**What to work on:** The whole set of entries is to be restated word for word.

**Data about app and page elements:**
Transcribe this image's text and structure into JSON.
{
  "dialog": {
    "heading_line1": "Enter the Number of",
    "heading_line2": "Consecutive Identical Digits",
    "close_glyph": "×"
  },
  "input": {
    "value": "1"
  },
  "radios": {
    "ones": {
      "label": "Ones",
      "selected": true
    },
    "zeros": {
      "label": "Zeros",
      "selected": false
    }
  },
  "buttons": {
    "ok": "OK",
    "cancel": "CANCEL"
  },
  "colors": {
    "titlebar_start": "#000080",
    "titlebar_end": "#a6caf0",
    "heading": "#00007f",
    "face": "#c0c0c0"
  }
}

**Exercise result:**
Transcribe this image's text and structure into JSON.
{
  "dialog": {
    "heading_line1": "Enter the Number of",
    "heading_line2": "Consecutive Identical Digits",
    "close_glyph": "×"
  },
  "input": {
    "value": "1"
  },
  "radios": {
    "ones": {
      "label": "Ones",
      "selected": true
    },
    "zeros": {
      "label": "Zeros",
      "selected": false
    }
  },
  "buttons": {
    "ok": "OK",
    "cancel": "CANCEL"
  },
  "colors": {
    "titlebar_start": "#000080",
    "titlebar_end": "#a6caf0",
    "heading": "#00007f",
    "face": "#c0c0c0"
  }
}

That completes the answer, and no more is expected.